and reattached it with strong thin paper. Finally, I made a custom enclosure
to protect it from shelving and environmental degradation. Apparently,
her handmade covers are of interest to scholars; it was fun to work
on one that will be safe in its enclosure for, well, a long time.
"I liked so
many things about my experience! First, I was treated like an honored
guest rather than a lowly intern. Second, I learned so much good stuff
about book and paper conservation. Third, I got to roam the shelves
of the archives and inspect many precious old books. Gudrun Aurand is
a genuine master at her work and a committed teacher. The rest of the
staff, a dozen wonderful folks, shared their time so I could learn what
their jobs are."
situations are not all in traditional library-or even local-settings.
Lelia Boyd Arnheim knew she wanted to work as a National
Public Radio intern, and her experience at the iSchool helped her
land the perfect position: reference librarian to the staff of NPR.
She also updated their journal holdings records to determine what could
be substituted with digital access.
reference questions for NPR employees: reporters, hosts, producers,
editorial assistants, interns, and once for one of the VPs. I LOVE reference
work.

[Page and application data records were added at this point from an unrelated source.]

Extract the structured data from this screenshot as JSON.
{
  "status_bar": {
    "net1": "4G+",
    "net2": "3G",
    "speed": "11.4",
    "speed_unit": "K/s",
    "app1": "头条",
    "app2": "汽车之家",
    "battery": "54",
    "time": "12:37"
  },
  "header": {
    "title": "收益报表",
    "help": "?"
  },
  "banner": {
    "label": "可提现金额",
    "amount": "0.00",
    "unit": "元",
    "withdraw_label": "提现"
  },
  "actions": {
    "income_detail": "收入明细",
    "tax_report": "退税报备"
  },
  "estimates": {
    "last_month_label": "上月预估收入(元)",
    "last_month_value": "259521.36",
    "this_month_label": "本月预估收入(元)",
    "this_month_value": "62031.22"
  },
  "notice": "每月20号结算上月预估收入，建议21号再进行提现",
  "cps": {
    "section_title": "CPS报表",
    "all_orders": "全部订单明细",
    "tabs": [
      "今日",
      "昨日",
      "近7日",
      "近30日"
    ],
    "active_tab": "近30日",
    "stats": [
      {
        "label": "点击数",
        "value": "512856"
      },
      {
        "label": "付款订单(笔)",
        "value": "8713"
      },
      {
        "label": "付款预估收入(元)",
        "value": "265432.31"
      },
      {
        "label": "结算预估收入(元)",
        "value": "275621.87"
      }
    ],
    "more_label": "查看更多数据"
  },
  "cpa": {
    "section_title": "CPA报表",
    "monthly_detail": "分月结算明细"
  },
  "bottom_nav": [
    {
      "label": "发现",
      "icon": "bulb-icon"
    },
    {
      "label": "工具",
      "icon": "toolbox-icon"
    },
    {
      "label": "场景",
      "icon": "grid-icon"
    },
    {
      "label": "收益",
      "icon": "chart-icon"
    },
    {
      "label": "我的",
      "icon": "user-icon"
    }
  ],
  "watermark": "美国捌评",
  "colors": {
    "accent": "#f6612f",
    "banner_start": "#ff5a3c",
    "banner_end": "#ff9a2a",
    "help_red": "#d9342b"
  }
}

And I particularly love the pace of reference work in a news library
like NPR's. It suited my MTV-generation attention span perfectly. I
had something new to do, something new to find out, every few minutes.
It was also particularly satisfying to hear the results of my labor
on the radio anywhere from minutes to days after I'd done the work."
Like the others,
Lelia's perspective on the field broadened considerably. "It's
impossible to quantify what I gained. I came to the MLIS program directly
from 10 years of work in the theatre and with absolutely no background
in libraries. The fact that NPR gave me a chance amazed me in the first
place. And Alphonse Vinh, my supervisor for the summer, made sure I
had every opportunity to learn. He let me fend for myself without ever
second-guessing the work I was doing, but was always happy to give advice
or to introduce me to new resources and searching skills. If you want
to learn how to be a reference librarian, I think the most effective
way is simply to do it."
is the Person to See
Administrator Lynnea Erickson manages Directed Fieldwork for MLIS students.
If you have a setting in mind, Lynnea will make the first contacts to
find an on-site mentor. If you don't know what kind of directed fieldwork
you want, she can give you ideas to get you started.
For two to four
credits, the student must work out a set of goals, achieve a certain
amount of hours per week, write a brief report of the experience, and
have an exit interview with Professor Sharyl Smith to discuss progress
on those goals.
choose public or academic library settings, but others have gone further
afield," says Lynnea. "Recently, we have had students do Directed
Fieldwork at EMP, King TV, and the Utne Reader magazine in Minneapolis.
The scope of possibilities is only limited by three considerations:
the mentor must have an MLS (or equivalent), the work must be at the
beginning professional level, and it must be a learning experience for
the student." Lynnea stresses the reciprocal nature of the arrangement.
"Our students get a lot out of it, but so does the institution."
She estimates that 40 to 50% of the MLIS students engage in Directed
For more information
on Directed Fieldwork, read Liisa
Rogers' and Drexie
Malone's previous articles about their Directed Fieldwork experiences
written up in Silverfish issues last fall. Visit the Directed
Fieldwork page to find out particulars, but remember: you need to
start at least 10 weeks in advance with Lynnea Erickson. Your future